• Problem to work on: Because the lines must stay identical, write out the data without changing anything.

• Records shown:
◆ ◆ ◆ ◆

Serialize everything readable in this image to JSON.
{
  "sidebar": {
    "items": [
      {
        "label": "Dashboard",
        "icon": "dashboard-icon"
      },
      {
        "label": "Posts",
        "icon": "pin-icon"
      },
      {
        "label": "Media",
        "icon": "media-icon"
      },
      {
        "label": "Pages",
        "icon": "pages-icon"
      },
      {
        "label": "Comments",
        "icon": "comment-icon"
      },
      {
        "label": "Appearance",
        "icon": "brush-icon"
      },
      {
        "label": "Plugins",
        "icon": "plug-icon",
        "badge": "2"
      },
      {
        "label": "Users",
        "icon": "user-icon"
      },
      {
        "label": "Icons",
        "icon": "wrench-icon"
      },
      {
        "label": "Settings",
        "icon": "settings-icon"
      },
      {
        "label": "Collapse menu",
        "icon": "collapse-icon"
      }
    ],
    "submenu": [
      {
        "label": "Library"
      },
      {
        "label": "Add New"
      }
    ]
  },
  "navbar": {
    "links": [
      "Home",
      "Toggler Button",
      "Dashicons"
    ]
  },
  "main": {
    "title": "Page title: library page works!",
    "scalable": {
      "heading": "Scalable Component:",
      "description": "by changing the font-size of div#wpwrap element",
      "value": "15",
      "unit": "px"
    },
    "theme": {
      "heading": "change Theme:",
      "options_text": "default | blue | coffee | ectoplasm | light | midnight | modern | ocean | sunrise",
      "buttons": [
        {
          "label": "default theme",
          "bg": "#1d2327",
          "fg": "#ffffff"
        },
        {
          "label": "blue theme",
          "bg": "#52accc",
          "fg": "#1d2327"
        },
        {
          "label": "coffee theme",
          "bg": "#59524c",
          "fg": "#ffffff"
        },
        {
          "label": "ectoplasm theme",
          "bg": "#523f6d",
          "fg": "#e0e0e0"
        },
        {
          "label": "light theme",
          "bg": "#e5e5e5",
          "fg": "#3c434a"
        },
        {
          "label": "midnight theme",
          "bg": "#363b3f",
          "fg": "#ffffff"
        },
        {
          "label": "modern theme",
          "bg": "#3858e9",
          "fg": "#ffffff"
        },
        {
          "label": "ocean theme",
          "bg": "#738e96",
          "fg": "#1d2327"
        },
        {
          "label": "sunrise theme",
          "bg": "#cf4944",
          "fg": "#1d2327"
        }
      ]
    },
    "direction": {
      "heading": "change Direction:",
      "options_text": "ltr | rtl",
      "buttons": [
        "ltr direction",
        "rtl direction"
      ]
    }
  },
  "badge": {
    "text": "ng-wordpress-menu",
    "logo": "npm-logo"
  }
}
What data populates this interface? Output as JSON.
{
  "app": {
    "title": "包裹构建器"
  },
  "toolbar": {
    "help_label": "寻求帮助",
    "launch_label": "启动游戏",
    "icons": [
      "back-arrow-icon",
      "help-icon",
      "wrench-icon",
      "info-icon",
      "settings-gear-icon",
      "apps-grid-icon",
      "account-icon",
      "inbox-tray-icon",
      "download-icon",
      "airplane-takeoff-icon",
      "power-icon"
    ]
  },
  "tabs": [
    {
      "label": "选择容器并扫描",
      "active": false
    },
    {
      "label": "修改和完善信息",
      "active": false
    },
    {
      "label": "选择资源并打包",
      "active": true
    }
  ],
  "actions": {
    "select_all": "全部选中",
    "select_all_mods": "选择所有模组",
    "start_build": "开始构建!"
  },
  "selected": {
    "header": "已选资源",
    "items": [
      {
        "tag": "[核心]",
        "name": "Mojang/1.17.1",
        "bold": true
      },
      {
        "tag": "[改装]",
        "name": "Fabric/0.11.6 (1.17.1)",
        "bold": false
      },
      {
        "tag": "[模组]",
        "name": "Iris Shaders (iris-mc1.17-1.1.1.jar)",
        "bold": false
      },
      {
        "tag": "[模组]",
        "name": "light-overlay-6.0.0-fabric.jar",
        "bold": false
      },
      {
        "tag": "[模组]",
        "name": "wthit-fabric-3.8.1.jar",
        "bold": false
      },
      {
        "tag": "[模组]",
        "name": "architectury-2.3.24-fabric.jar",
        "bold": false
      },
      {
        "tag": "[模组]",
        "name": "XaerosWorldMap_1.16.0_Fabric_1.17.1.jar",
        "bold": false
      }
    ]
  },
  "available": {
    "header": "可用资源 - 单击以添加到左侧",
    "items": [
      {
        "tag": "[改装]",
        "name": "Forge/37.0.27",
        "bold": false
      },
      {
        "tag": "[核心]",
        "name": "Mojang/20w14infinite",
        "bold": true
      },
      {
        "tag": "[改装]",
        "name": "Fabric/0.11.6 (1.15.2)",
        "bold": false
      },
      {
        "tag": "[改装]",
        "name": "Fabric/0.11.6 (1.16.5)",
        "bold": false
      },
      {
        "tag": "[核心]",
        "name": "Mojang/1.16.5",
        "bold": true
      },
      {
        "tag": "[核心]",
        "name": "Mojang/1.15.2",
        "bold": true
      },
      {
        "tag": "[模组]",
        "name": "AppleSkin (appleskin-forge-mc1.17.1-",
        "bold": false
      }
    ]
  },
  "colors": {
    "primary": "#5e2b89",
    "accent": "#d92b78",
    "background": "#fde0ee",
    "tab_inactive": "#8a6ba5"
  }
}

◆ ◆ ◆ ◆

• Result of the exercise:
Serialize everything readable in this image to JSON.
{
  "sidebar": {
    "items": [
      {
        "label": "Dashboard",
        "icon": "dashboard-icon"
      },
      {
        "label": "Posts",
        "icon": "pin-icon"
      },
      {
        "label": "Media",
        "icon": "media-icon"
      },
      {
        "label": "Pages",
        "icon": "pages-icon"
      },
      {
        "label": "Comments",
        "icon": "comment-icon"
      },
      {
        "label": "Appearance",
        "icon": "brush-icon"
      },
      {
        "label": "Plugins",
        "icon": "plug-icon",
        "badge": "2"
      },
      {
        "label": "Users",
        "icon": "user-icon"
      },
      {
        "label": "Icons",
        "icon": "wrench-icon"
      },
      {
        "label": "Settings",
        "icon": "settings-icon"
      },
      {
        "label": "Collapse menu",
        "icon": "collapse-icon"
      }
    ],
    "submenu": [
      {
        "label": "Library"
      },
      {
        "label": "Add New"
      }
    ]
  },
  "navbar": {
    "links": [
      "Home",
      "Toggler Button",
      "Dashicons"
    ]
  },
  "main": {
    "title": "Page title: library page works!",
    "scalable": {
      "heading": "Scalable Component:",
      "description": "by changing the font-size of div#wpwrap element",
      "value": "15",
      "unit": "px"
    },
    "theme": {
      "heading": "change Theme:",
      "options_text": "default | blue | coffee | ectoplasm | light | midnight | modern | ocean | sunrise",
      "buttons": [
        {
          "label": "default theme",
          "bg": "#1d2327",
          "fg": "#ffffff"
        },
        {
          "label": "blue theme",
          "bg": "#52accc",
          "fg": "#1d2327"
        },
        {
          "label": "coffee theme",
          "bg": "#59524c",
          "fg": "#ffffff"
        },
        {
          "label": "ectoplasm theme",
          "bg": "#523f6d",
          "fg": "#e0e0e0"
        },
        {
          "label": "light theme",
          "bg": "#e5e5e5",
          "fg": "#3c434a"
        },
        {
          "label": "midnight theme",
          "bg": "#363b3f",
          "fg": "#ffffff"
        },
        {
          "label": "modern theme",
          "bg": "#3858e9",
          "fg": "#ffffff"
        },
        {
          "label": "ocean theme",
          "bg": "#738e96",
          "fg": "#1d2327"
        },
        {
          "label": "sunrise theme",
          "bg": "#cf4944",
          "fg": "#1d2327"
        }
      ]
    },
    "direction": {
      "heading": "change Direction:",
      "options_text": "ltr | rtl",
      "buttons": [
        "ltr direction",
        "rtl direction"
      ]
    }
  },
  "badge": {
    "text": "ng-wordpress-menu",
    "logo": "npm-logo"
  }
}
What data populates this interface? Output as JSON.
{
  "app": {
    "title": "包裹构建器"
  },
  "toolbar": {
    "help_label": "寻求帮助",
    "launch_label": "启动游戏",
    "icons": [
      "back-arrow-icon",
      "help-icon",
      "wrench-icon",
      "info-icon",
      "settings-gear-icon",
      "apps-grid-icon",
      "account-icon",
      "inbox-tray-icon",
      "download-icon",
      "airplane-takeoff-icon",
      "power-icon"
    ]
  },
  "tabs": [
    {
      "label": "选择容器并扫描",
      "active": false
    },
    {
      "label": "修改和完善信息",
      "active": false
    },
    {
      "label": "选择资源并打包",
      "active": true
    }
  ],
  "actions": {
    "select_all": "全部选中",
    "select_all_mods": "选择所有模组",
    "start_build": "开始构建!"
  },
  "selected": {
    "header": "已选资源",
    "items": [
      {
        "tag": "[核心]",
        "name": "Mojang/1.17.1",
        "bold": true
      },
      {
        "tag": "[改装]",
        "name": "Fabric/0.11.6 (1.17.1)",
        "bold": false
      },
      {
        "tag": "[模组]",
        "name": "Iris Shaders (iris-mc1.17-1.1.1.jar)",
        "bold": false
      },
      {
        "tag": "[模组]",
        "name": "light-overlay-6.0.0-fabric.jar",
        "bold": false
      },
      {
        "tag": "[模组]",
        "name": "wthit-fabric-3.8.1.jar",
        "bold": false
      },
      {
        "tag": "[模组]",
        "name": "architectury-2.3.24-fabric.jar",
        "bold": false
      },
      {
        "tag": "[模组]",
        "name": "XaerosWorldMap_1.16.0_Fabric_1.17.1.jar",
        "bold": false
      }
    ]
  },
  "available": {
    "header": "可用资源 - 单击以添加到左侧",
    "items": [
      {
        "tag": "[改装]",
        "name": "Forge/37.0.27",
        "bold": false
      },
      {
        "tag": "[核心]",
        "name": "Mojang/20w14infinite",
        "bold": true
      },
      {
        "tag": "[改装]",
        "name": "Fabric/0.11.6 (1.15.2)",
        "bold": false
      },
      {
        "tag": "[改装]",
        "name": "Fabric/0.11.6 (1.16.5)",
        "bold": false
      },
      {
        "tag": "[核心]",
        "name": "Mojang/1.16.5",
        "bold": true
      },
      {
        "tag": "[核心]",
        "name": "Mojang/1.15.2",
        "bold": true
      },
      {
        "tag": "[模组]",
        "name": "AppleSkin (appleskin-forge-mc1.17.1-",
        "bold": false
      }
    ]
  },
  "colors": {
    "primary": "#5e2b89",
    "accent": "#d92b78",
    "background": "#fde0ee",
    "tab_inactive": "#8a6ba5"
  }
}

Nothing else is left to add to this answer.